WORK REQUEST - Look for "Copiar" in the material below and show each line that contains it.

EXCERPTED RECORDS -
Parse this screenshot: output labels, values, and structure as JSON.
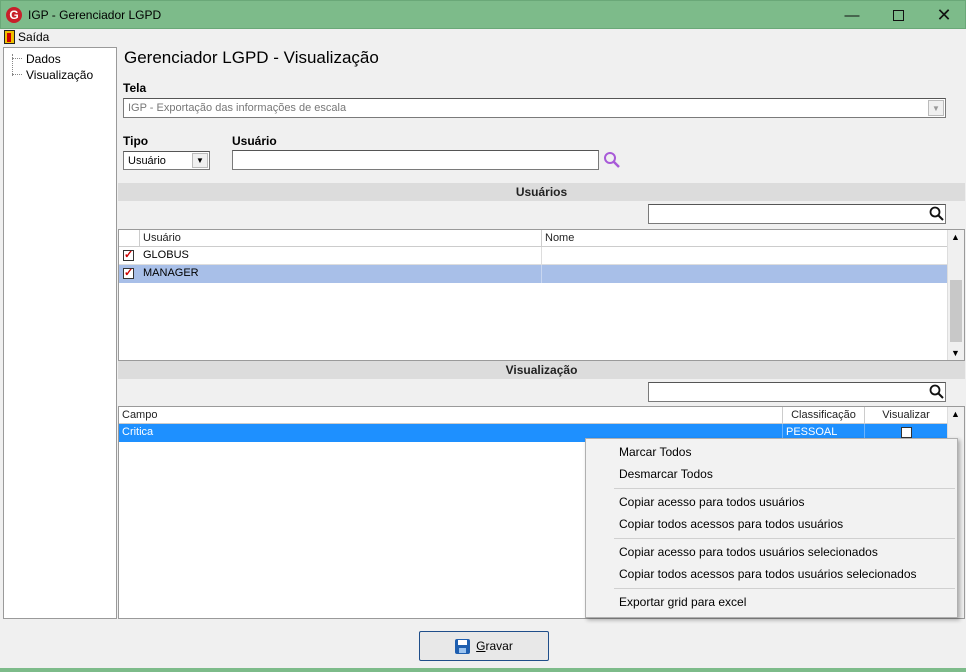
{
  "window": {
    "title": "IGP - Gerenciador LGPD"
  },
  "menu": {
    "exit_label": "Saída"
  },
  "tree": {
    "items": [
      {
        "label": "Dados"
      },
      {
        "label": "Visualização"
      }
    ]
  },
  "page": {
    "heading": "Gerenciador LGPD - Visualização"
  },
  "tela": {
    "label": "Tela",
    "value": "IGP - Exportação das informações de escala"
  },
  "tipo": {
    "label": "Tipo",
    "value": "Usuário"
  },
  "usuario": {
    "label": "Usuário",
    "value": ""
  },
  "users_section": {
    "title": "Usuários",
    "search_value": "",
    "columns": [
      "Usuário",
      "Nome"
    ],
    "rows": [
      {
        "checked": true,
        "usuario": "GLOBUS",
        "nome": ""
      },
      {
        "checked": true,
        "usuario": "MANAGER",
        "nome": ""
      }
    ]
  },
  "view_section": {
    "title": "Visualização",
    "search_value": "",
    "columns": [
      "Campo",
      "Classificação",
      "Visualizar"
    ],
    "rows": [
      {
        "campo": "Critica",
        "classificacao": "PESSOAL",
        "visualizar": false
      }
    ]
  },
  "context_menu": {
    "items": [
      "Marcar Todos",
      "Desmarcar Todos",
      "Copiar acesso para todos usuários",
      "Copiar todos acessos para todos usuários",
      "Copiar acesso para todos usuários selecionados",
      "Copiar todos acessos para todos usuários selecionados",
      "Exportar grid para excel"
    ]
  },
  "footer": {
    "save_label_underlined": "G",
    "save_label_rest": "ravar"
  },
  "colors": {
    "titlebar": "#7dbb8a",
    "selection": "#1e90ff",
    "row_highlight": "#a8bfe8",
    "check_mark": "#cc0000"
  }
}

EXPECTED ANSWER -
      "Copiar acesso para todos usuários",
      "Copiar todos acessos para todos usuários",
      "Copiar acesso para todos usuários selecionados",
      "Copiar todos acessos para todos usuários selecionados",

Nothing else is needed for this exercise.